But according to the article, what caused the loss? Well, loss of religious orders, increased costs, poorer parishioners - everything but the schools themselves.

And how will they fix the schools?

"What most proposals have in common is broadening the base of financial support. Some call for including all Catholics in the diocese; others focus on wealthy philanthropists; some use marketing campaigns aimed at filling empty seats with children, Catholic or not."

Here's a thought: how about filling the schools by implementing Magisterial documents on how a school is to be run, e.g., no non-Catholic teachers, baptized and unbaptized students separated from each other in the classroom, boys and girls separated from each other during class instruction, Catholic Faith suffusing every subject, not just the religion classes, etc.?

It's sheer craziness on my part, I'll admit, but - to repeat a question I raise in the book - of what use is it to run a school that isn't actually Catholic? If you wish to argue that it is a spiritual work of mercy to instruct the ignorant, I will not disagree, but I'm pretty sure the Church means we are to instruct those who are ignorant of the Faith.

It's not at all clear that the Church has anymore competence - or any more reason - to teach, say, chemistry, than any biological parent does, for instance. It's a lot easier to justify Catholic hospitals (care for the sick), clothing stores (clothe the naked), prison ministries, even a chain of diocesan Catholic restaurants, than it is to justify a charter school that doesn't even have a crucifix on the wall.

The Catholic school system is going away.
Only God can stop that, and I doubt He's that interested in supporting a school that only violates the teachings of His Church.


Ann said...

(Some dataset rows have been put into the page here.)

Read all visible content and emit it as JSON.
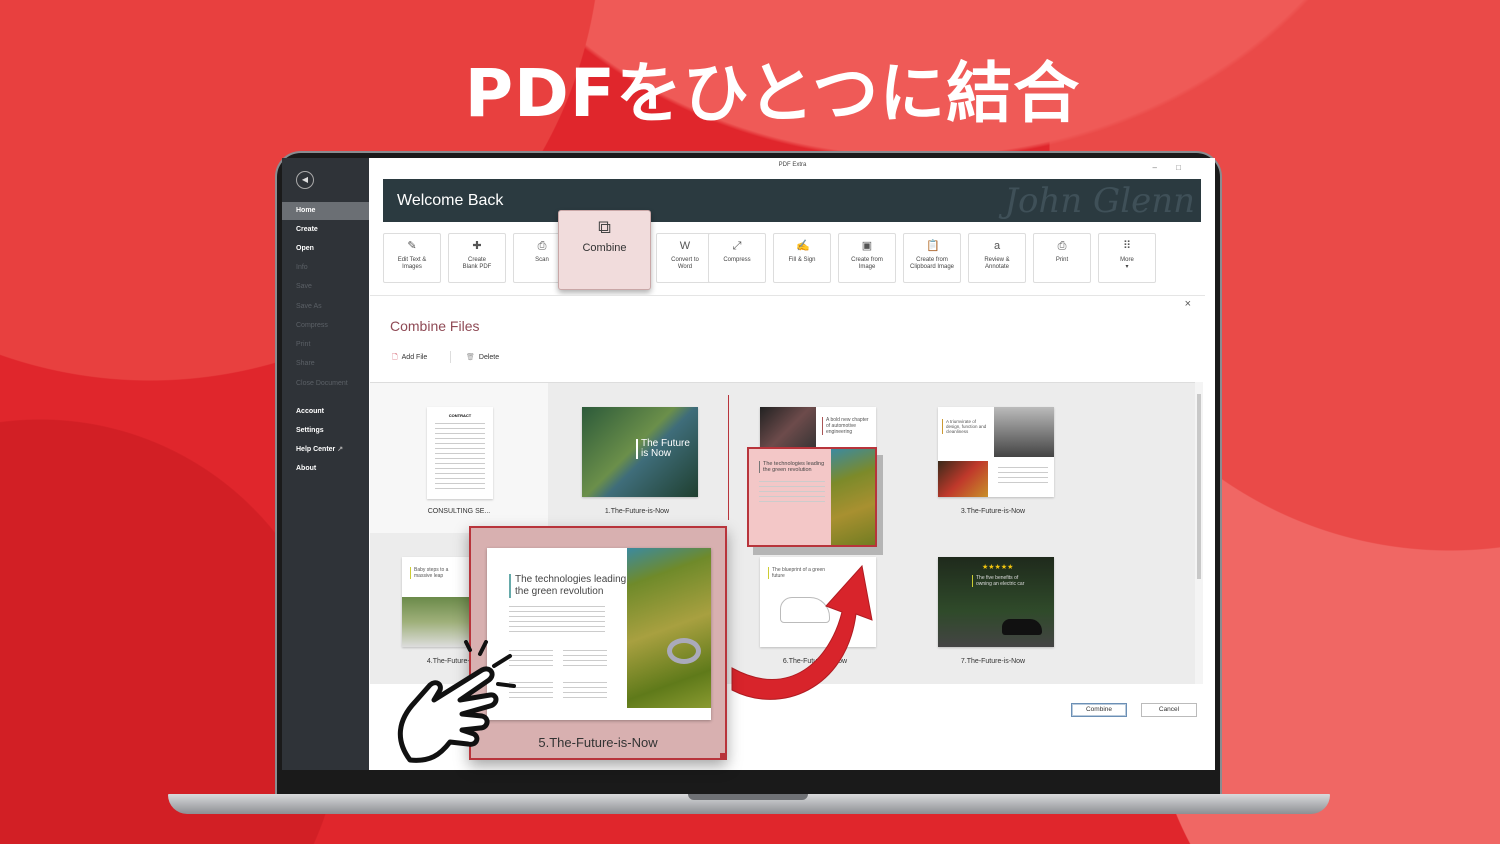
{
  "headline": "PDFをひとつに結合",
  "window": {
    "title": "PDF Extra",
    "minimize": "–",
    "maximize": "□"
  },
  "sidebar": {
    "items": [
      {
        "label": "Home",
        "state": "active"
      },
      {
        "label": "Create",
        "state": "enabled"
      },
      {
        "label": "Open",
        "state": "enabled"
      },
      {
        "label": "Info",
        "state": "disabled"
      },
      {
        "label": "Save",
        "state": "disabled"
      },
      {
        "label": "Save As",
        "state": "disabled"
      },
      {
        "label": "Compress",
        "state": "disabled"
      },
      {
        "label": "Print",
        "state": "disabled"
      },
      {
        "label": "Share",
        "state": "disabled"
      },
      {
        "label": "Close Document",
        "state": "disabled"
      },
      {
        "label": "Account",
        "state": "enabled"
      },
      {
        "label": "Settings",
        "state": "enabled"
      },
      {
        "label": "Help Center",
        "state": "enabled"
      },
      {
        "label": "About",
        "state": "enabled"
      }
    ],
    "help_ext_icon": "↗"
  },
  "banner": {
    "title": "Welcome Back",
    "signature": "John Glenn"
  },
  "toolbar": {
    "tiles": [
      {
        "label1": "Edit Text &",
        "label2": "Images",
        "icon": "✎"
      },
      {
        "label1": "Create",
        "label2": "Blank PDF",
        "icon": "✚"
      },
      {
        "label1": "Scan",
        "label2": "",
        "icon": "⎙"
      },
      {
        "label1": "Convert to",
        "label2": "Word",
        "icon": "W"
      },
      {
        "label1": "Compress",
        "label2": "",
        "icon": "⤢"
      },
      {
        "label1": "Fill & Sign",
        "label2": "",
        "icon": "✍"
      },
      {
        "label1": "Create from",
        "label2": "Image",
        "icon": "▣"
      },
      {
        "label1": "Create from",
        "label2": "Clipboard Image",
        "icon": "📋"
      },
      {
        "label1": "Review &",
        "label2": "Annotate",
        "icon": "a"
      },
      {
        "label1": "Print",
        "label2": "",
        "icon": "⎙"
      },
      {
        "label1": "More",
        "label2": "▾",
        "icon": "⠿"
      }
    ],
    "combine": {
      "label": "Combine",
      "icon": "⧉"
    }
  },
  "combine_panel": {
    "title": "Combine Files",
    "close": "×",
    "add_file": "Add File",
    "delete": "Delete",
    "files": [
      {
        "name": "CONSULTING SE...",
        "doc_heading": "CONTRACT"
      },
      {
        "name": "1.The-Future-is-Now",
        "doc_heading": "The Future is Now"
      },
      {
        "name": "",
        "doc_heading": "A bold new chapter of automotive engineering"
      },
      {
        "name": "3.The-Future-is-Now",
        "doc_heading": "A triumvirate of design, function and cleanliness"
      },
      {
        "name": "4.The-Future-is-Now",
        "doc_heading": "Baby steps to a massive leap"
      },
      {
        "name": "6.The-Future-is-Now",
        "doc_heading": "The blueprint of a green future"
      },
      {
        "name": "7.The-Future-is-Now",
        "doc_heading": "The five benefits of owning an electric car"
      }
    ],
    "combine_button": "Combine",
    "cancel_button": "Cancel"
  },
  "dragging": {
    "name": "5.The-Future-is-Now",
    "doc_heading": "The technologies leading the green revolution",
    "rating": "★★★★★"
  },
  "colors": {
    "background": "#e0262c",
    "accent": "#b8343b",
    "banner": "#2b3a40",
    "sidebar": "#2f3338"
  }
}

I agree with you except when you say that Catholic schools were free in 1965. I graduated from an all girls Catholic school (grades 1 - 12)in 1963, and my brother graduated from an all boys Catholic school (1 - 12) in 1969, and neither of these schools was free. One of them was a parochial school and the other was a private school. However, once the nuns stopped being nuns who were loyal to their vocations and started being social workers wearing secular clothes, the schools began to really suffer. When you have to hire non-Catholics to teach, administer, and be on the school board, the Catholic in Catholic school leaves the room pretty fast. I will say that I received an excellent education well above the average and it was faithful to the Magesterium, but by the time my kids came along in the 70's & 80's, I decided to finally take them out of Catholic school and put them in public school because I figured I could correct bad doctrine espoused by a Protestant at a public school much easier than I could that being taught in a Catholic school religion class. Unless the bishops are serious about schools that call themselves Catholic really teaching the true Catholic doctrine (and that includes universities) then there is no point in having Catholic schools.

Bill Hoog said...

Catholic Schools in Dayton are esentially private schools. The only reason the Catholic schools exist in Dayton Ohio is that most of the parents send their kids there is that they don't want their children to go to school with black kids. Even blacks who send their kids to "Catholic Schools" for the same reason.